Greenwood residents hear at meeting Marshall Lake still scheduled for decommissioning
The future of Marshall Lake was the topic of the hour when a group of concerned Boundary residents met with ministry staff in Greenwood, June 26.
The Ministry of Forests, Lands and Natural Resource Operations made a presentation at MacArthur Centre to a group of about 25 locals and stakeholders.
After doing studies on the dam, the Ministry has decided decomissioning is still the best option because the dam does not meet current safety regulations.
“We can only go with what they give back to us. (We) either have to fix the dam, or take it down,” stated Brian Jantz, a fisheries biologist.
Currently, there are two plans in discussion and neither of them include bringing the lake level back up to its previous depth.
The first option is to create a 46-metre long breach along the dam, which would drop the water level another metre and take pressure off the dam.
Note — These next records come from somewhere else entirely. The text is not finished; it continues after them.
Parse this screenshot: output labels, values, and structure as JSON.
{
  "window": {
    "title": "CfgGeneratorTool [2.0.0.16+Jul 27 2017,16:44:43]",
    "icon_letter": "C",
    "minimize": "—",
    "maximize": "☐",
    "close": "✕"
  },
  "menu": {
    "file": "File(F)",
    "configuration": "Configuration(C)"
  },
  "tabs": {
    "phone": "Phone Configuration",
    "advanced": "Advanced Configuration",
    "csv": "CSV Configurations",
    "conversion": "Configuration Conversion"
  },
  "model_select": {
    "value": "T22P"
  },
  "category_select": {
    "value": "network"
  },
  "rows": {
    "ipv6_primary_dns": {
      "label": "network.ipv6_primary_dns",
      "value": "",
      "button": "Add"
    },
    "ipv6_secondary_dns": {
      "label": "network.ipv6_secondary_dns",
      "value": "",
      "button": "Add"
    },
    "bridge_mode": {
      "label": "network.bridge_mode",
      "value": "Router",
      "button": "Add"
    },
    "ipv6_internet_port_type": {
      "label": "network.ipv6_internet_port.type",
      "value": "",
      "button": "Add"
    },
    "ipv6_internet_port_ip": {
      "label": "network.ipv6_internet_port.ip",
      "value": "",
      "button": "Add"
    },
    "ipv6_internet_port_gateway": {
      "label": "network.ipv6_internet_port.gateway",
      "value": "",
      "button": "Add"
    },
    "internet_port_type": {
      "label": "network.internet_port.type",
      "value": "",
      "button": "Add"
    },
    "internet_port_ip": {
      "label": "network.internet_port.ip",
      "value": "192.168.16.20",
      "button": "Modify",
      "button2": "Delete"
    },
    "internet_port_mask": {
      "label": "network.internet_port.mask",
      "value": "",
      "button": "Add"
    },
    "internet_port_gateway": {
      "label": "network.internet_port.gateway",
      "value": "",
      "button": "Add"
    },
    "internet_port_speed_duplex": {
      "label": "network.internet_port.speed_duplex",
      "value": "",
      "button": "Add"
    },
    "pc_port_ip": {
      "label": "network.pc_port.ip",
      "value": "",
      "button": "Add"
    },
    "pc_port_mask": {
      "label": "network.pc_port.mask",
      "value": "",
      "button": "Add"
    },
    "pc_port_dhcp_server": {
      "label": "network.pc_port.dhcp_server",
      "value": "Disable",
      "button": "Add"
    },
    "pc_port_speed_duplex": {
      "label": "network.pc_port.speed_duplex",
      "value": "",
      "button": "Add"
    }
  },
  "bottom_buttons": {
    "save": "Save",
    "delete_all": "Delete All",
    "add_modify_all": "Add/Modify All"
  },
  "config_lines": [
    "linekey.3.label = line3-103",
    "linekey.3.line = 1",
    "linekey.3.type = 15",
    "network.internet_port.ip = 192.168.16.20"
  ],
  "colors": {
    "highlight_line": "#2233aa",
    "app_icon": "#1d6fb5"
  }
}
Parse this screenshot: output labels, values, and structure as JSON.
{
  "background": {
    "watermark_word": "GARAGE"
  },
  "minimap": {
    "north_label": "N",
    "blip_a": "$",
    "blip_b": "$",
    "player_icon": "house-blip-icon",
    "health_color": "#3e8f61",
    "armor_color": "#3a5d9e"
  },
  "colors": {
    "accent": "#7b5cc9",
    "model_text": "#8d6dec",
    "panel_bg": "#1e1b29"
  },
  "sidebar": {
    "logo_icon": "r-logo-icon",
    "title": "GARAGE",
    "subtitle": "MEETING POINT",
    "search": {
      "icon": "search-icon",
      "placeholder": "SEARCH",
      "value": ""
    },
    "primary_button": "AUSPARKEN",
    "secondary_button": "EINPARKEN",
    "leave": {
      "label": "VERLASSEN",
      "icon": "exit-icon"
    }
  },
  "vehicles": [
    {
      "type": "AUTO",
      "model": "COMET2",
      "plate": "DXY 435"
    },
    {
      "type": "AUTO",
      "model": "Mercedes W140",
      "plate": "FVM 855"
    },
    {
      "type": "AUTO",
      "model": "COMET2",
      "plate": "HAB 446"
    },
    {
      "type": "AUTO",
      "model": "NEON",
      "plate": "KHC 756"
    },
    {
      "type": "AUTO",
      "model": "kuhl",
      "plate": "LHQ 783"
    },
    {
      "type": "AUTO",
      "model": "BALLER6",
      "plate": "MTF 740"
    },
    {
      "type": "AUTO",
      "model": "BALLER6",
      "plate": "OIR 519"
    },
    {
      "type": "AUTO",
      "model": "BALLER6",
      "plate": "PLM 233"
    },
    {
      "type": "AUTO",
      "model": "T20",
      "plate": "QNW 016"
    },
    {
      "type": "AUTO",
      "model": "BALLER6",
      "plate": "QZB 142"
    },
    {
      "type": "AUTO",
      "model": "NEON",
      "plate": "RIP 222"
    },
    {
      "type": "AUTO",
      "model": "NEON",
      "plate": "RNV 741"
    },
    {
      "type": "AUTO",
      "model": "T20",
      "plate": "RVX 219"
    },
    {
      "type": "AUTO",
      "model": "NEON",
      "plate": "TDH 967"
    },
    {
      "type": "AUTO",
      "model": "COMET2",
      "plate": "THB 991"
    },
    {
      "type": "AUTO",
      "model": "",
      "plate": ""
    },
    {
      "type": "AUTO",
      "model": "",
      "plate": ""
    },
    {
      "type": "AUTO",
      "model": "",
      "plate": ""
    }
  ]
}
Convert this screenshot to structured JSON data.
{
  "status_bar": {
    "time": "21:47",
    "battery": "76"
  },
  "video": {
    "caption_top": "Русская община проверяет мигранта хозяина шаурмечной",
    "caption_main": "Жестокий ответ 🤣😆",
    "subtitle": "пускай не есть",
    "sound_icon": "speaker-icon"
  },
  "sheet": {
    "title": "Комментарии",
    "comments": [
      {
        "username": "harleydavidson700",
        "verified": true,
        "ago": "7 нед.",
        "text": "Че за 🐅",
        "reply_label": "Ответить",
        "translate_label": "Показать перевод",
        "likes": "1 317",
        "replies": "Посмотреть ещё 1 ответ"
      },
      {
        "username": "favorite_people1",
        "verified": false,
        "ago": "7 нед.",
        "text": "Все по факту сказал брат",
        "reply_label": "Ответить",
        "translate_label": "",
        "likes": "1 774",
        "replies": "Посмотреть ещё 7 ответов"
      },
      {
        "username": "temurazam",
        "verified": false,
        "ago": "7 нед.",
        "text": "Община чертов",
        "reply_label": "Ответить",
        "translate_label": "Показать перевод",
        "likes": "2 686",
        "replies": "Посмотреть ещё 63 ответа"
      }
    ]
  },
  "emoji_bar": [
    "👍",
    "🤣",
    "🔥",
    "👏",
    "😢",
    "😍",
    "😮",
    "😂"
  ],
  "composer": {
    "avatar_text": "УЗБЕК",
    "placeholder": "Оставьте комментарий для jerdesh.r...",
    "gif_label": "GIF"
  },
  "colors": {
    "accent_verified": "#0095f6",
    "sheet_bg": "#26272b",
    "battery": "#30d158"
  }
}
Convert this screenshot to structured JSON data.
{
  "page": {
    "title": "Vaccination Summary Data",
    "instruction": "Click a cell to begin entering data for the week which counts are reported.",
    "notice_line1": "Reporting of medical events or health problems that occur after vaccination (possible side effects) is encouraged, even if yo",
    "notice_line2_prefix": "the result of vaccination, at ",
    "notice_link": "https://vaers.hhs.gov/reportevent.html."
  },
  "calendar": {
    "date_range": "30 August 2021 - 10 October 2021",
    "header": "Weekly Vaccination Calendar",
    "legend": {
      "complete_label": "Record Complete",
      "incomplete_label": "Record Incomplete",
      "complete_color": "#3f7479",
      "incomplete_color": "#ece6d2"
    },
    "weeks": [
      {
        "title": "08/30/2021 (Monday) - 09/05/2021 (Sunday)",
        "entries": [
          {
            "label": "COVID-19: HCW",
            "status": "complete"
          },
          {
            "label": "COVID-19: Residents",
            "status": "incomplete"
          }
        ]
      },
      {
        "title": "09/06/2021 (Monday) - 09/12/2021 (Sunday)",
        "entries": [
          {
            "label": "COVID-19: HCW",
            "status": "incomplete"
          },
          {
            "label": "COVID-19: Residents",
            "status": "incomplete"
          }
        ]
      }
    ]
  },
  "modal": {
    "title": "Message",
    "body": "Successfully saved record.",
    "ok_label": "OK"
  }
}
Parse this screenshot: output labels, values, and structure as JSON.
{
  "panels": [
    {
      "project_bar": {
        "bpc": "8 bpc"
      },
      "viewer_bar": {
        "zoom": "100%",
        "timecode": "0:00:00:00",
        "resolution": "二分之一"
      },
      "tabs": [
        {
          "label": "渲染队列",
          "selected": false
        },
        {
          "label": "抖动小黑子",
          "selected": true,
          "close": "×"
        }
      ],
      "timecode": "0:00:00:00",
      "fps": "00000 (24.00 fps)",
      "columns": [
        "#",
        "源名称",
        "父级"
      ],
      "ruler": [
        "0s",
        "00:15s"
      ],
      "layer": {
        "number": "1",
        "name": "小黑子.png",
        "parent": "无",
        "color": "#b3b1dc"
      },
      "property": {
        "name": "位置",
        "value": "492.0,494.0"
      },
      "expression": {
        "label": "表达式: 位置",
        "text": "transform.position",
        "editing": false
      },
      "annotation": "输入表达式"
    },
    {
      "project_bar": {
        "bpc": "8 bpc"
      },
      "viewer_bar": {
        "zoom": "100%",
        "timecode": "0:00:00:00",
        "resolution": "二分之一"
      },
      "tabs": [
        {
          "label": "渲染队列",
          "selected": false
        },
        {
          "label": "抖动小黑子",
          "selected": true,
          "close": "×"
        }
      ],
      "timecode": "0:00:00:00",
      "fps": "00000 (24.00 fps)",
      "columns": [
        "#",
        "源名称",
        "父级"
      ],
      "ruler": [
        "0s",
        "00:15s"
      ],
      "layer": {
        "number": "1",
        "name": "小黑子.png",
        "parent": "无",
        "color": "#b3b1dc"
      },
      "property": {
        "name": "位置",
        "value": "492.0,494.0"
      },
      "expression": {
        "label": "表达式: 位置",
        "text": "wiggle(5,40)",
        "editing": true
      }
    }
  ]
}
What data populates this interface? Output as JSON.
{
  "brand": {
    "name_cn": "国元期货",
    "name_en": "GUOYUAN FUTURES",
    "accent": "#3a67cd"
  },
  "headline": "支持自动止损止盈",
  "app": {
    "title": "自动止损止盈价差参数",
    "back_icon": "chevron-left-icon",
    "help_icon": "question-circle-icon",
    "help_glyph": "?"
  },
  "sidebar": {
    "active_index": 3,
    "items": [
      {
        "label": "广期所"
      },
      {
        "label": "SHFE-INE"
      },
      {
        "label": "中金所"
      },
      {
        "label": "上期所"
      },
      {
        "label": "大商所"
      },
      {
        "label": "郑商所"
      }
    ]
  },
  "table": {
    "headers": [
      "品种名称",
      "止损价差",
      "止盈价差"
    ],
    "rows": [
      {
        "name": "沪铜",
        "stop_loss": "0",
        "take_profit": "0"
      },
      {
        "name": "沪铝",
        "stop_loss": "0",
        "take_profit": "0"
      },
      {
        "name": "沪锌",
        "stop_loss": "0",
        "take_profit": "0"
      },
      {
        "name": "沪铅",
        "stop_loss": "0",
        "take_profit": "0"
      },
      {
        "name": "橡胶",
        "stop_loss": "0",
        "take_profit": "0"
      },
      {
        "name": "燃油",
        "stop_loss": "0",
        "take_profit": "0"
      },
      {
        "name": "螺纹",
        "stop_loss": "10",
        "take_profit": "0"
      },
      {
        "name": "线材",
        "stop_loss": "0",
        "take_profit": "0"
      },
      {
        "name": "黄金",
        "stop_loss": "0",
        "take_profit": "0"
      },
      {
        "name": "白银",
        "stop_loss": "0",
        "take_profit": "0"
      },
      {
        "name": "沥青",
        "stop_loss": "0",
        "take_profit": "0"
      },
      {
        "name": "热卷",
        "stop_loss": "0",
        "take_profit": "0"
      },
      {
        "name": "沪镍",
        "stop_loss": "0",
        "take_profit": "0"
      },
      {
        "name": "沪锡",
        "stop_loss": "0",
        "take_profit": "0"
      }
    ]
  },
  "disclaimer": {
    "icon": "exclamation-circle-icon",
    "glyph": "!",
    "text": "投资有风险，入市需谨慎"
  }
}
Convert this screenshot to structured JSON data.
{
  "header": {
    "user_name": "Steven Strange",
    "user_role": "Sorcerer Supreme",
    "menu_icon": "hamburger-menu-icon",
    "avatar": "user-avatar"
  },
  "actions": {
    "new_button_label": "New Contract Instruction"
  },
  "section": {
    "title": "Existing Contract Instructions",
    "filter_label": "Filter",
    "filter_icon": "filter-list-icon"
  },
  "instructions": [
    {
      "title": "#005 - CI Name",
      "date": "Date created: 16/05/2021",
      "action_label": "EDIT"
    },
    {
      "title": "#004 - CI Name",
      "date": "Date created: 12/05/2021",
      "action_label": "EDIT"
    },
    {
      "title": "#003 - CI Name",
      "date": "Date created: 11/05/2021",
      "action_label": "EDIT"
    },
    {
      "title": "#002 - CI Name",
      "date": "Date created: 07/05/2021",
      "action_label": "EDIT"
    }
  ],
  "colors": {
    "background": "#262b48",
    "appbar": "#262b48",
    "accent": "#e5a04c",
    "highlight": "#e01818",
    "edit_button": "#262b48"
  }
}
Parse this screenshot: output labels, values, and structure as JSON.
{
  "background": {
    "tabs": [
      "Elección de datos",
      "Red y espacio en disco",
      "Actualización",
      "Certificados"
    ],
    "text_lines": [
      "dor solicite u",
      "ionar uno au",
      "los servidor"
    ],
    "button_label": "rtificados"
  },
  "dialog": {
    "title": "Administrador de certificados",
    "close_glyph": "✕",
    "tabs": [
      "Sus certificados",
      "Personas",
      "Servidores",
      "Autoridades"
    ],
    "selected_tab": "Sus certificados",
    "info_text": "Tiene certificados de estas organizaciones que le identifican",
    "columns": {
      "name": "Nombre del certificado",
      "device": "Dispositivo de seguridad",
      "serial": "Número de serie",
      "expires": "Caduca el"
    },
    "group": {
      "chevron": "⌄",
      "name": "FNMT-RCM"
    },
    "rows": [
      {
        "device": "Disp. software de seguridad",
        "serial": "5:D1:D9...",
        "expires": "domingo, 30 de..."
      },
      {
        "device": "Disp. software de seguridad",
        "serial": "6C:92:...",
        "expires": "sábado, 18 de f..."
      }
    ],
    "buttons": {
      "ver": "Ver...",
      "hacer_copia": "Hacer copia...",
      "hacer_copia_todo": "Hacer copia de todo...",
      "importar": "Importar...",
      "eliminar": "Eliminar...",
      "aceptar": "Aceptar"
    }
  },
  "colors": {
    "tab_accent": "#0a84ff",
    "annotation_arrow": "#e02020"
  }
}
The other option is a complete breach of the dam. While both of those options will cost money, neither would be as expensive as repairing the dam.
“If it was cheaper to repair the dam, just think about the logic,” said media spokesperson Brennan Clarke, in a follow-up interview. “Why wouldn’t we do that?”
But, locals who don’t want to lose a a treasured recreational spot, feel the dam and lake are worth more than just money.
“The money to maintain the dam to standards — in my opinion — some things are worth more than money and saving Marshall Lake is one of them. They also stated that political pressure could work so anyone who cares should be contacting their political representatives asking them to stop the Ministry from destroying the dam,” said John Greaves, a local activist who has been part of the three-year long campaign since the start.
The dam has been in the spotlight since 2010, after the Testalinden Lake dam failure outside Oliver that led to a province-wide review of dams. When Testalinden Lake dam failed, it created a mudslide that destroyed five homes.
“Providence Lake dam (Marshall Lake) was flagged in the review as a high risk, high consequence dam,” said Tara White, the ministry’s Senior Fisheries Biologist, adding it still doesn’t meet the current dam safety regulations. “We evaluated all the information, and had to make some hard choices … explore other options … that’s the reality of the situation.”
In 2010, the Canadian Dam Association (CDA) issued that the lake be drained half a metre, and discussion about the future of Marshall Lake, continued. In 2012, the water level was dropped and the City of Greenwood had the opportunity to take the license for the dam. They would have had control over the dam’s future and been responsible bringing it up to standards or having it decomissioned. The City declined, saying it wasn’t in a position to take on the project.
“We’re in a position where we’ve been told it’s a high risk dam.” stated Dan Peterson, the director of research management with the ministry
Resident’s aren’t the only one voicing their concerns. Local stakeholders also attended the meeting to find out the future of this popular wilderness recreational location.
“One of the things I really want to make sure … I just don’t want you guys to walk away from this,” said Greenwood mayor Nipper Kettle. “In the end, we need something out there, a place to use on a regular basis. I want a commitment that you’re not going to walk away from this, so the citizens of our community will have a recreational area to use.”
For the last three years, a group of concerned citizens have worked to stop the decommissioning of the dam, and find different options regarding the lake. The Marshall Lake Stewardship Group, which as a following of almost 700 members on Facebook, has undertaken a number of initiatives, including the collection of over 1200 signatures on a paper petition, the collection of thousands of signatures on an online petition, letters of support from Boundary local governments, and a number of events at the lake.
The dam is slated for decomissioning in late summer, early September. According to Clarke, this is the “fisheries window” that will do the least damage to the ecology is the surrounding creeks and rivers.